A meteor strike hits the small town of Troy in the state of New York. People are reported missing. Two women, both named Helen, are affected in strange ways by this incident.
It's always a challenge to sit down and review a movie that is hard to understand and which speaks mostly in a visual language. These are movies that are made to be experienced and not told (I mean, which movie isn't? But you catch my drift). I will do my best to translate my feelings for "H." onto the review, but odds are that you will have to watch it to completely get what I am grasping at.
"H." is a personal journey of two couples during the time of a meteor strike in a small town in the state of New York. The older couple, Helen and Roy, are in a strange place in their relationship, as Helen is obsessed with her reborn baby doll - acting as if it is a real baby, and going to meetings where they talk about their "babies" and show them around. Roy needs to get away for a while, so he leaves with a friend for a fishing trip. When the meteor hits, Roy is away from Helen. Afterwards, he becomes one of many missing people in town. The younger couple, Helen (they share the name) and Alex, are expecting a child, but when the incident occurs they realize that something might be wrong.

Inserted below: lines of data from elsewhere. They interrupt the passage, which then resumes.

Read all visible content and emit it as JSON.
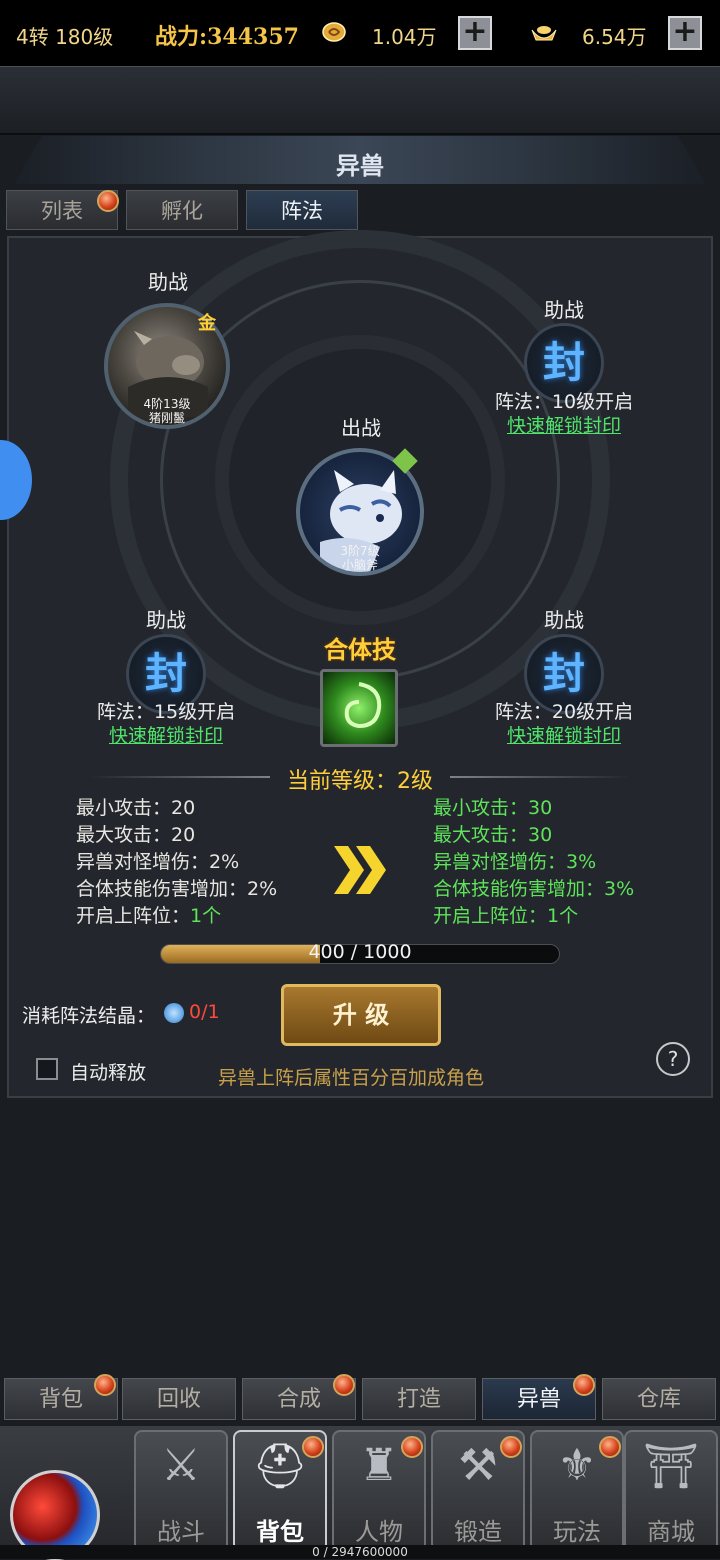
{
  "resources": {
    "level": "4转 180级",
    "power": "战力:344357",
    "coin_amount": "1.04万",
    "ingot_amount": "6.54万"
  },
  "header": {
    "title": "异兽"
  },
  "tabs": [
    {
      "label": "列表",
      "badge": true
    },
    {
      "label": "孵化"
    },
    {
      "label": "阵法",
      "active": true
    }
  ],
  "formation": {
    "support_label": "助战",
    "battle_label": "出战",
    "seal_glyph": "封",
    "quick_unlock": "快速解锁封印",
    "slot_top_left": {
      "caption_rank": "4阶13级",
      "caption_name": "猪刚鬣",
      "badge": "金"
    },
    "slot_center": {
      "caption_rank": "3阶7级",
      "caption_name": "小脑斧"
    },
    "slot_top_right": {
      "unlock": "阵法：10级开启"
    },
    "slot_bottom_left": {
      "unlock": "阵法：15级开启"
    },
    "slot_bottom_right": {
      "unlock": "阵法：20级开启"
    },
    "combo_skill_label": "合体技"
  },
  "level_info": {
    "current_level": "当前等级：2级"
  },
  "stats_current": [
    "最小攻击：20",
    "最大攻击：20",
    "异兽对怪增伤：2%",
    "合体技能伤害增加：2%"
  ],
  "stats_current_slots": {
    "label": "开启上阵位：",
    "value": "1个"
  },
  "stats_next": [
    "最小攻击：30",
    "最大攻击：30",
    "异兽对怪增伤：3%",
    "合体技能伤害增加：3%",
    "开启上阵位：1个"
  ],
  "progress": {
    "text": "400 / 1000",
    "fraction": 0.4
  },
  "cost": {
    "label": "消耗阵法结晶：",
    "value": "0/1"
  },
  "upgrade_button": "升 级",
  "auto_release": "自动释放",
  "hint": "异兽上阵后属性百分百加成角色",
  "help_glyph": "?",
  "bottom_tabs": [
    {
      "label": "背包",
      "badge": true
    },
    {
      "label": "回收"
    },
    {
      "label": "合成",
      "badge": true
    },
    {
      "label": "打造"
    },
    {
      "label": "异兽",
      "badge": true,
      "active": true
    },
    {
      "label": "仓库"
    }
  ],
  "nav": [
    {
      "label": "战斗"
    },
    {
      "label": "背包",
      "badge": true,
      "active": true
    },
    {
      "label": "人物",
      "badge": true
    },
    {
      "label": "锻造",
      "badge": true
    },
    {
      "label": "玩法",
      "badge": true
    },
    {
      "label": "商城"
    }
  ],
  "exp_text": "0 / 2947600000"
}
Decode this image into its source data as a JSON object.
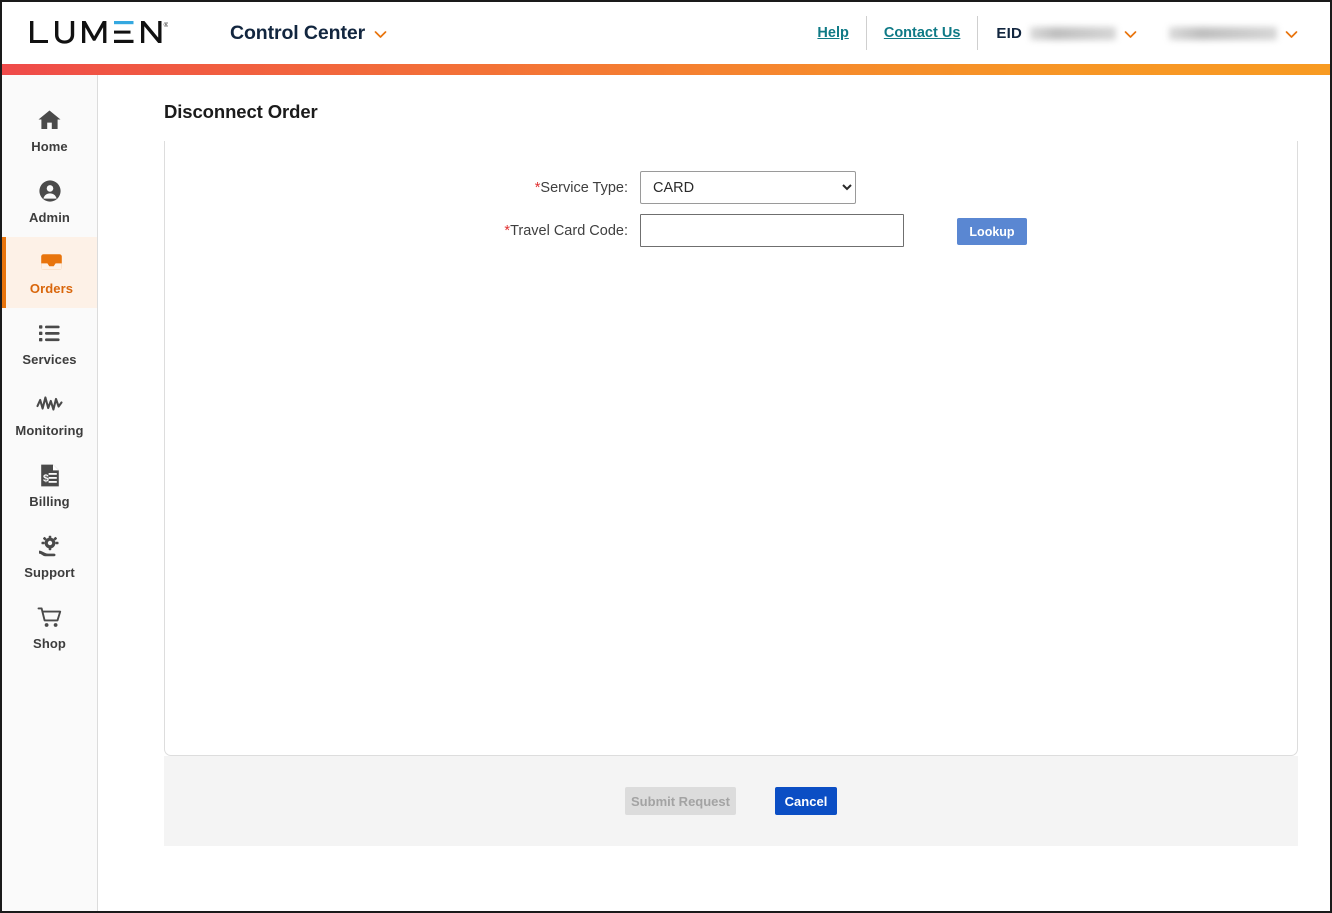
{
  "header": {
    "logo_text": "LUMEN",
    "logo_registered": "®",
    "app_title": "Control Center",
    "app_title_chevron_icon": "chevron-down-icon",
    "help_label": "Help",
    "contact_label": "Contact Us",
    "eid_label": "EID",
    "eid_value": "",
    "account_value": "",
    "eid_chevron_icon": "chevron-down-icon",
    "account_chevron_icon": "chevron-down-icon"
  },
  "sidebar": {
    "items": [
      {
        "label": "Home",
        "icon": "home-icon",
        "active": false
      },
      {
        "label": "Admin",
        "icon": "user-circle-icon",
        "active": false
      },
      {
        "label": "Orders",
        "icon": "inbox-tray-icon",
        "active": true
      },
      {
        "label": "Services",
        "icon": "list-icon",
        "active": false
      },
      {
        "label": "Monitoring",
        "icon": "activity-pulse-icon",
        "active": false
      },
      {
        "label": "Billing",
        "icon": "invoice-icon",
        "active": false
      },
      {
        "label": "Support",
        "icon": "gear-hand-icon",
        "active": false
      },
      {
        "label": "Shop",
        "icon": "shopping-cart-icon",
        "active": false
      }
    ]
  },
  "main": {
    "page_title": "Disconnect Order",
    "form": {
      "service_type": {
        "label": "Service Type:",
        "required_marker": "*",
        "value": "CARD",
        "options": [
          "CARD"
        ]
      },
      "travel_card_code": {
        "label": "Travel Card Code:",
        "required_marker": "*",
        "value": "",
        "placeholder": ""
      },
      "lookup_button": "Lookup"
    },
    "actions": {
      "submit_label": "Submit Request",
      "submit_disabled": true,
      "cancel_label": "Cancel"
    }
  },
  "colors": {
    "brand_orange": "#e8740c",
    "accent_gradient_start": "#ef4a4a",
    "accent_gradient_end": "#f89b22",
    "link_teal": "#0f7a86",
    "cancel_blue": "#0b4ec4",
    "lookup_blue": "#5a87d2",
    "required_red": "#e03131",
    "active_nav_bg": "#fdf1e7"
  }
}
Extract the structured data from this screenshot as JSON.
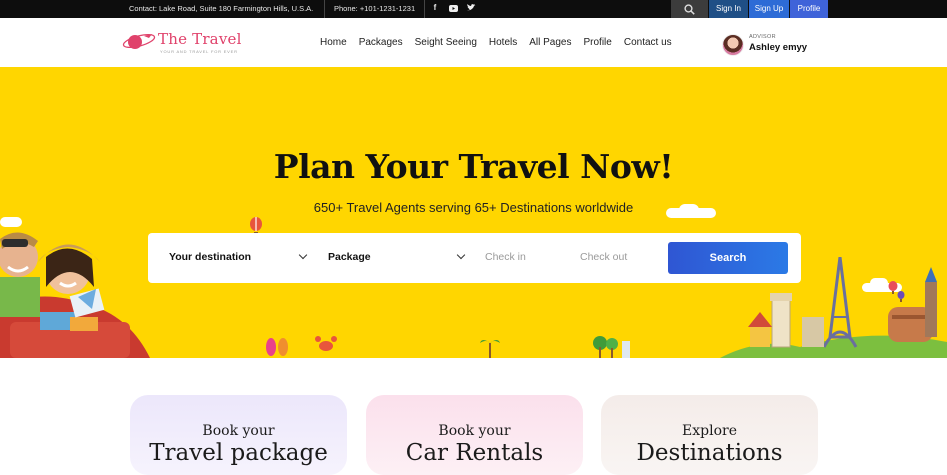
{
  "topbar": {
    "contact": "Contact: Lake Road, Suite 180 Farmington Hills, U.S.A.",
    "phone": "Phone: +101-1231-1231",
    "social": [
      "facebook-icon",
      "youtube-icon",
      "twitter-icon"
    ],
    "sign_in": "Sign In",
    "sign_up": "Sign Up",
    "profile": "Profile"
  },
  "header": {
    "logo_title": "The Travel",
    "logo_tagline": "YOUR AND TRAVEL FOR EVER",
    "nav": [
      "Home",
      "Packages",
      "Seight Seeing",
      "Hotels",
      "All Pages",
      "Profile",
      "Contact us"
    ],
    "advisor_label": "ADVISOR",
    "advisor_name": "Ashley emyy"
  },
  "hero": {
    "title": "Plan Your Travel Now!",
    "subtitle": "650+ Travel Agents serving 65+ Destinations worldwide",
    "destination": "Your destination",
    "package": "Package",
    "check_in": "Check in",
    "check_out": "Check out",
    "search": "Search",
    "bg_color": "#ffd600"
  },
  "cards": [
    {
      "line1": "Book your",
      "line2": "Travel package"
    },
    {
      "line1": "Book your",
      "line2": "Car Rentals"
    },
    {
      "line1": "Explore",
      "line2": "Destinations"
    }
  ]
}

Despite a very full plot, the main storytelling device is its visuals, audio and style. It leaves out a lot of details to pique our interests and keep us engaged, which can bite itself in the ass if the wrong viewer is watching. Personally I am all for it if there's a lot to show. Though "H." is quite a pretentious film in several ways, it is a movie that I found very easy to get into. There are movies where pretentiousness is part of the whole idea and I think this is one of those cases. It's hard to not get pretentious when you deal with loss, love, existentialism and what have you in a mostly visual way.
Personally I think Rania Attieh and Daniel Garcia's movie is great. It's a movie that keeps you on edge with its imagery and sound design. The story is intriguing and the characters are either quirky enough to be enjoyable (the older Helen), or you genuinely feel for them (the younger couple). The surrealism rarely feels forced, as it's often the quiet, simpler moments I thought came off as pretentious. There's a connecting to mythology through-out that was somewhat lost on me as it's not an interest of mine, but I think the movie stands well even if you're like me.
"H." has the sensibilities of an apocalypse drama, which often comes with the many thoughts questioning life and humanity. Add to that the whole baby thing which is a big part of both couple's lives, in one way or another. It might sound like "H." is a heavy film to take on, but it's equally kooky so there should be no problem watching this at the wrong time. You'll get a little bit of everything, unlike say Béla Tarr's work, which require a certain moodset.
I'd recommend "H." to any of our readers, minus those who are 100% gorehounds. This is a quiet, slow drama/thriller, that mixes surreal imagery and some strange comedy to lighten the mood. For the majority of people this should be an easy movie to get into. That said, "H." is not a groundbreaking masterpiece, but I had a good time with it. It kept me focused through the entire thing and I was curious to find out what was going on.